• **Task statement**
Locate all lines in the data below that hold "faces" and show them.

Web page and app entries
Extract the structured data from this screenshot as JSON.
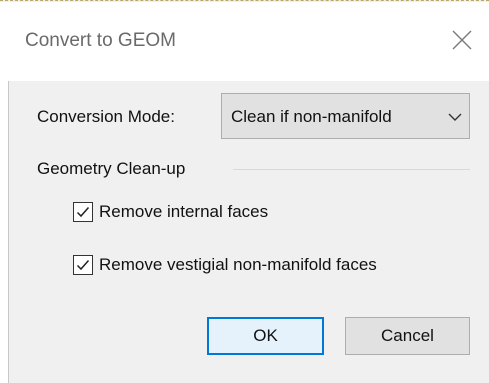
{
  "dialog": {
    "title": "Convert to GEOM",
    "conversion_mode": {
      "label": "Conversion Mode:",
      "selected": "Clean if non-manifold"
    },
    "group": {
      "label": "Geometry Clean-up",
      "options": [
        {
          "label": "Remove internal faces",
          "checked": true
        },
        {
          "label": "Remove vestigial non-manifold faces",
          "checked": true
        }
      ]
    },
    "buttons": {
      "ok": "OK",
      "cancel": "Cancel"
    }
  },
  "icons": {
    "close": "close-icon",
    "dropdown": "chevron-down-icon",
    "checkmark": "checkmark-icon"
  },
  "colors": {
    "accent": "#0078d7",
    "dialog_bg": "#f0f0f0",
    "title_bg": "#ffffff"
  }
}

• **Answer for this exercise**
          "label": "Remove internal faces",
          "label": "Remove vestigial non-manifold faces",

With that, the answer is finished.